To the Editor:
Should a Martian suddenly find himself in our country and observe the media frenzy of the race for president, it seems to me that he would think that we believe that our total future depends on whomever is elected.
Probably it would appear that we believe we would have no food, no job, and would not draw another breath if our favorite candidate should not be elected.
Actually, in our wonderful government, the man/woman in the president's office has limitations on what he/she can achieve. The president can make no laws without the approval of the Congress. Certainly, the occupant of that office has great influence and has power over many people, but with the "checks and balances" built in to our government by those wise men years ago, we will keep the leadership of our land out of the reach of one man/woman.
An example of this was brought home to me recently. While we were in Florida I saw their Gov. Crist speaking on a proposal concerning taxes that he wanted the legislature to enact into law. He was out "beating the bushes" from cities to hamlets gathering support for this bill.
Watching this, I asked if that proposed bill wasn't one of his main planks in the platform that got him elected. Yes, I was told, I did remember right. He did promise that if elected he would bring this new law into operation.
After being elected, he learned, as have so many other elected officials, that he has limited ability to bring about any program without the elected representatives' approval. Only they enact laws.
Just maybe, we need to carefully select our representatives: senators, councilmen, school board members, etc. and then vote for those who best represent us and to those who have the power of making laws.
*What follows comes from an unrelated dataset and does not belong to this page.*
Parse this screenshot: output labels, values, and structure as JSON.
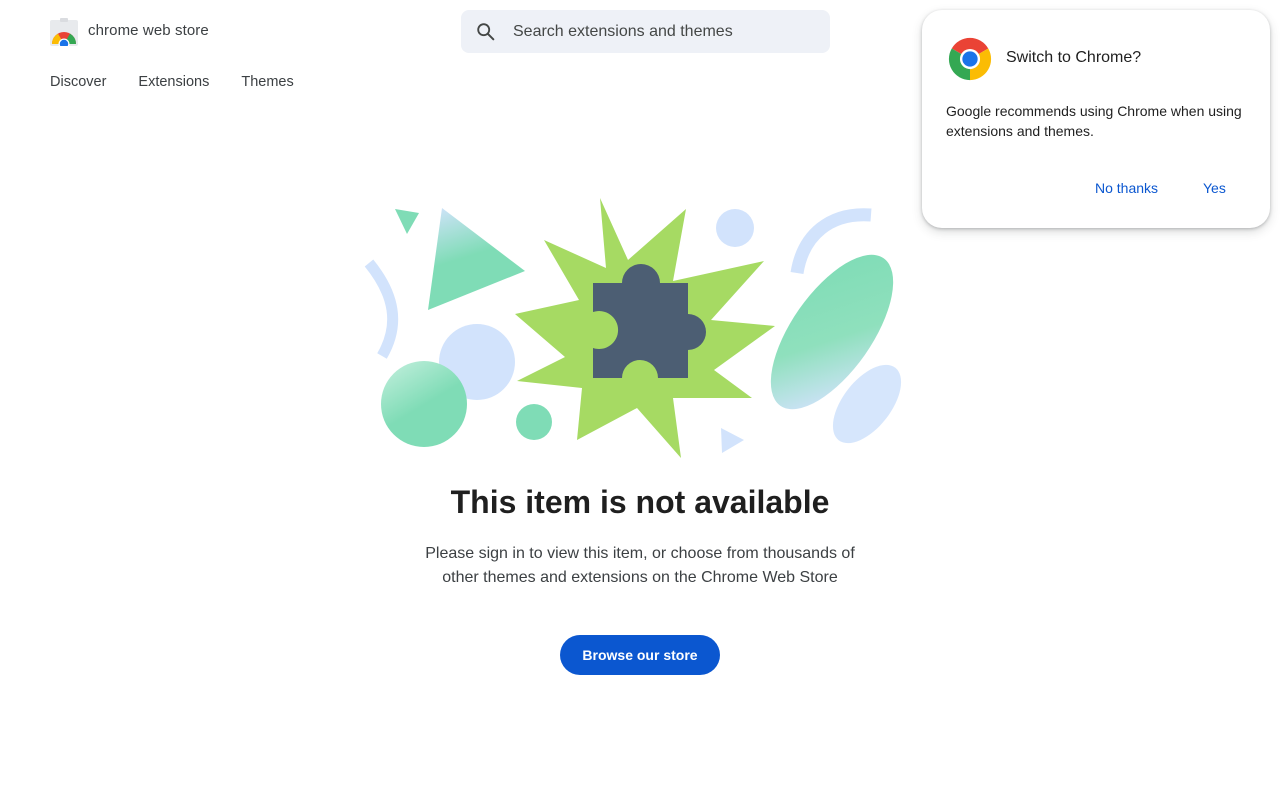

They are the ones with the real ability to change our lives.
Mary H. Farley